DATA SHOWN:
::::

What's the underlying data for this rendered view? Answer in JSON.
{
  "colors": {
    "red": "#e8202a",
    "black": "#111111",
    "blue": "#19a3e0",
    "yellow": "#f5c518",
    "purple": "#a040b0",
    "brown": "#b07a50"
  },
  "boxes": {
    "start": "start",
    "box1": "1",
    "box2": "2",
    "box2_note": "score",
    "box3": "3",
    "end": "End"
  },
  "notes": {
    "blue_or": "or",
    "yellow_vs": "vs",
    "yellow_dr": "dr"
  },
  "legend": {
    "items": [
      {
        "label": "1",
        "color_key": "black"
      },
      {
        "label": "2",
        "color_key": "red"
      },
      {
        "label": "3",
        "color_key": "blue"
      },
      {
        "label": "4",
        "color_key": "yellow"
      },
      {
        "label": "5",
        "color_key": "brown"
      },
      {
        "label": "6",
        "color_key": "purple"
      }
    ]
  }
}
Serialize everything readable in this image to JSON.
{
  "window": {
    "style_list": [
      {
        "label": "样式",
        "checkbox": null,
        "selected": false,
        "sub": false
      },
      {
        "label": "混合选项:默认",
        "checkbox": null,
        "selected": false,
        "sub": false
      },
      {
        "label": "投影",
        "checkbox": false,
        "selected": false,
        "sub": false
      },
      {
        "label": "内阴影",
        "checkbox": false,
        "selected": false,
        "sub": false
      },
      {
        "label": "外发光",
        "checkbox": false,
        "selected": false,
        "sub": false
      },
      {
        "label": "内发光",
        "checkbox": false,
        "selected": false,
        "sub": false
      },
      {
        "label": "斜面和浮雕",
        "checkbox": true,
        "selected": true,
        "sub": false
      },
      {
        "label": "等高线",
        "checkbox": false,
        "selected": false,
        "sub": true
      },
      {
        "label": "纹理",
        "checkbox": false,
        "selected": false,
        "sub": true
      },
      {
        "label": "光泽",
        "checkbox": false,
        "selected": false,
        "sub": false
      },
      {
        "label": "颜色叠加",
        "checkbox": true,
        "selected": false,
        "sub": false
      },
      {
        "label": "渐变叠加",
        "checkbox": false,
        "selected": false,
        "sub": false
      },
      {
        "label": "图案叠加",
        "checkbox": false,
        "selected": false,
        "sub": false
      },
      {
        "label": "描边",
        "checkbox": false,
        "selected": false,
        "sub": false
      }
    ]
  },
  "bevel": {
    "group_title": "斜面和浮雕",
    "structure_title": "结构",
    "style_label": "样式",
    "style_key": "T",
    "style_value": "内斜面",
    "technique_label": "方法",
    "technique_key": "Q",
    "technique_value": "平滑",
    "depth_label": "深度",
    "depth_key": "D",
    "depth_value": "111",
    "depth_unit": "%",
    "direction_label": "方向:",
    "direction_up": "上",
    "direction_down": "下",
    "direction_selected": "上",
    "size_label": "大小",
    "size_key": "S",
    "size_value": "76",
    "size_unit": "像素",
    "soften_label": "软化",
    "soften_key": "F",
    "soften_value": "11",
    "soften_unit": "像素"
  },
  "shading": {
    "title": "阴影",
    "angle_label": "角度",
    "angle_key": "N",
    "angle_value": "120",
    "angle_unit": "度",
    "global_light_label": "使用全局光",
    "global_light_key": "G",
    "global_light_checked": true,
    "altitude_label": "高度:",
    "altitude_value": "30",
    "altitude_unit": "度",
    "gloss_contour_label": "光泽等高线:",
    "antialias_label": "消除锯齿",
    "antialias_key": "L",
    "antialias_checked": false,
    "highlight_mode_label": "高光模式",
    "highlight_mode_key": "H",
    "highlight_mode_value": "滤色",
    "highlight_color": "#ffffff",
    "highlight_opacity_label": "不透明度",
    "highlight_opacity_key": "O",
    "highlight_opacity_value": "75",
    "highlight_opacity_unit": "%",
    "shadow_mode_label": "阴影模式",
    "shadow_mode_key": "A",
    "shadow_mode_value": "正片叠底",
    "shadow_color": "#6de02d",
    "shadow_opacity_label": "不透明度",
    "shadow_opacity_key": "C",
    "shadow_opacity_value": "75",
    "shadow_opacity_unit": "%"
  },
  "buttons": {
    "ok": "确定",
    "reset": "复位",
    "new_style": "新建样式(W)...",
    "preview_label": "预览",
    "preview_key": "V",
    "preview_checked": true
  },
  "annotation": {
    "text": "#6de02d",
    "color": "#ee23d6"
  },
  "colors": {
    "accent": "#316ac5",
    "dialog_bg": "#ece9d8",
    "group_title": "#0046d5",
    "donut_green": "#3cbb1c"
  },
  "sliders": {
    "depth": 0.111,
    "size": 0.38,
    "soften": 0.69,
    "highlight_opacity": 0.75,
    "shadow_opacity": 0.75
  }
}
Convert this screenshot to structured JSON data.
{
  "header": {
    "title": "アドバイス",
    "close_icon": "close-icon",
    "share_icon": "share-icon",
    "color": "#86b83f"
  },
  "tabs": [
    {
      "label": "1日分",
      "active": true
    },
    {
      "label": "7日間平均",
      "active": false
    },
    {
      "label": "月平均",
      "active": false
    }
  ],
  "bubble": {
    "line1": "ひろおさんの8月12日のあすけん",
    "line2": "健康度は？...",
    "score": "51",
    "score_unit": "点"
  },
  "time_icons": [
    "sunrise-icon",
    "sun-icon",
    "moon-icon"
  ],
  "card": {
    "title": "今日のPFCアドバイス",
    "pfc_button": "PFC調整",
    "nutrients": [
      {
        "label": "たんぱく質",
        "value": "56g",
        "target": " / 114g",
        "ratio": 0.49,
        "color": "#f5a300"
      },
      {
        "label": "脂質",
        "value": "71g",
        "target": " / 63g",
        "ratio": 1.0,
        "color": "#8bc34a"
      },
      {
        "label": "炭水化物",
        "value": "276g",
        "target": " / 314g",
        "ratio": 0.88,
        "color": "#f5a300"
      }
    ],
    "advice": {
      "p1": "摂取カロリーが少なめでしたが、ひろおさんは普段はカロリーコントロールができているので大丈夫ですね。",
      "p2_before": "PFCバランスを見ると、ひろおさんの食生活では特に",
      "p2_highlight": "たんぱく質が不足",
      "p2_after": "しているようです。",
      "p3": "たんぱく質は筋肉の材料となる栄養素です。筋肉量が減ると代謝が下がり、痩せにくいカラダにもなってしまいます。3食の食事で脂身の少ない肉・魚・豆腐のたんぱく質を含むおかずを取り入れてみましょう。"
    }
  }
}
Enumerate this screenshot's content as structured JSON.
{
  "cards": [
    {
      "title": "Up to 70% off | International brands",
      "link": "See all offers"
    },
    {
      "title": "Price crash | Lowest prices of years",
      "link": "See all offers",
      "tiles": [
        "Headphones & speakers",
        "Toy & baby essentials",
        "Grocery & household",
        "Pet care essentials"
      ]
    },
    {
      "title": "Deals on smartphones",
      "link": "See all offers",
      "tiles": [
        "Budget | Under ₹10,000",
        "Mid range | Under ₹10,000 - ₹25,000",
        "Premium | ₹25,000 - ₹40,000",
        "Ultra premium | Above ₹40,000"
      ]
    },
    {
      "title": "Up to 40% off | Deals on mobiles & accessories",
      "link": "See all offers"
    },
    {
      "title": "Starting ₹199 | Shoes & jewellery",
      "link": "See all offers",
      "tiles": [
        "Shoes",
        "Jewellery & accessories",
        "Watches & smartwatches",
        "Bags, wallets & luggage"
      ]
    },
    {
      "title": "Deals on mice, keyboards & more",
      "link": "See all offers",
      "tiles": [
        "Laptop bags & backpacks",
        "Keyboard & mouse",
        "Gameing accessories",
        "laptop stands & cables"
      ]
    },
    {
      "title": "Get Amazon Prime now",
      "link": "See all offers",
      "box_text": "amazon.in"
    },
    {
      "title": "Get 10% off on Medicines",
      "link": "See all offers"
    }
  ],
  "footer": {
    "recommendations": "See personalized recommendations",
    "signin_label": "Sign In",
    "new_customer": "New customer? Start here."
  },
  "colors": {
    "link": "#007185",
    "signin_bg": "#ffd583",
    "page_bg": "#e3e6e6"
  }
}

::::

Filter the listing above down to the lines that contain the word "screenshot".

Convert this screenshot to structured JSON data.
Enumerate this screenshot's content as structured JSON.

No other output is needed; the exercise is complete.